Job scrapes for answers (Job 1:1, 2:1-10)
To receive these posts by email each Monday, sign up.
For more commentary on this week's readings, see the Reflections on the Lectionary page. For full-text access to all articles, subscribe to the Century.
The Trial of God, Elie Wiesel’s masterly and moving play on the problem of evil, is set in a Ukrainian village in the year 1649, in the aftermath of a pogrom.
The name of the village is Shamgorod, which in Hebrew means “there he scraped” (sham garad). The word garad occurs only once in the Hebrew Bible: in Job 2:8 it says that Job took a potsherd with which he scraped the sores he had from the sole of his foot to the crown of his head.
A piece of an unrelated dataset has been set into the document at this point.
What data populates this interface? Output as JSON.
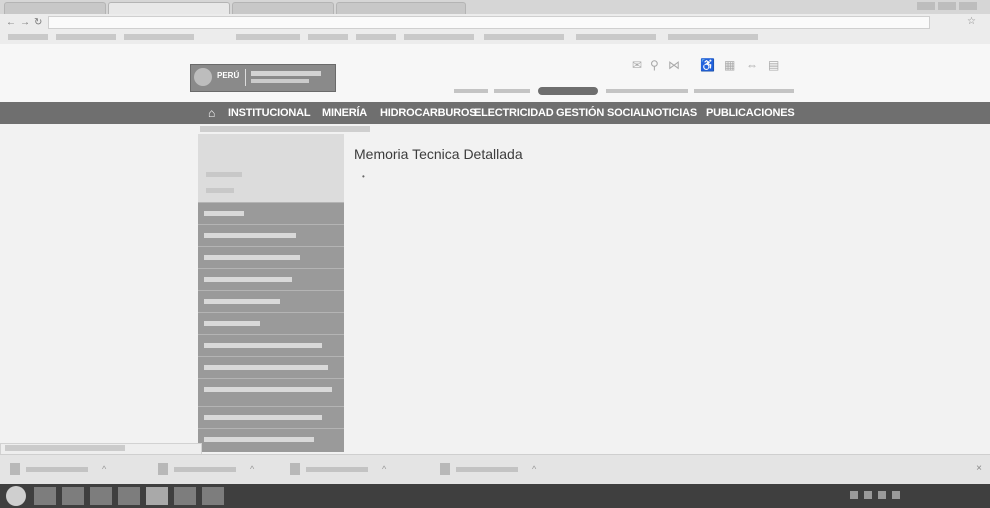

It is as if Job, the villagers in Shamgorod, and indeed every person who asks why bad things happen to good people takes a potsherd and starts scraping the surface on conventional answers to the problem of evil.
Reading Job offers at least two lingering insights. First, we rarely get the answers we feel we are entitled to in life. Second, it is Job, arguably one of the most forthright people in the Bible, who is commended for speaking the truth—not his friends, despite all their theological answers to the problem of evil.
Near the end of the book, God says to Job’s friends, “you have not spoken of me what is right, as my servant Job has” (42:7). At least that is what is says in the New Revised Standard Version: “of me.” However, the Hebrew text may be even bolder. Of me in Hebrew should be ’alay, but here it is written elay, which is usually translated as to me. Job is praised not only for stating what is theoretically right about God but more importantly for constantly directing his honest lament to God—for not saying one thing when he means something else.
In modern Hebrew, garad occurs in the word for “skyscraper”: gored shechaqim. The word means the same thing in French, German, Hebrew, Italian, Spanish, Swedish, and many, many other languages: a building that is so tall that it is as if it scrapes the sky. One is reminded of two texts in the Bible: the first is the story of the Tower of Babel, “with its top in the heavens” (Gen 11:4), which in the Bible is not a positive example of a skyscraper. The other is the book of Job, in which Job thoroughly scrapes his skin and soul-searchingly scrutinizes destructive theologies of evil.
His endeavor is praiseworthy: he is a suffering person who is honest and directs his thoughts to God. I think of him as the positive example in the Bible of a sky-scraper: a person who reaches to the sky and touches the creator of heaven and earth.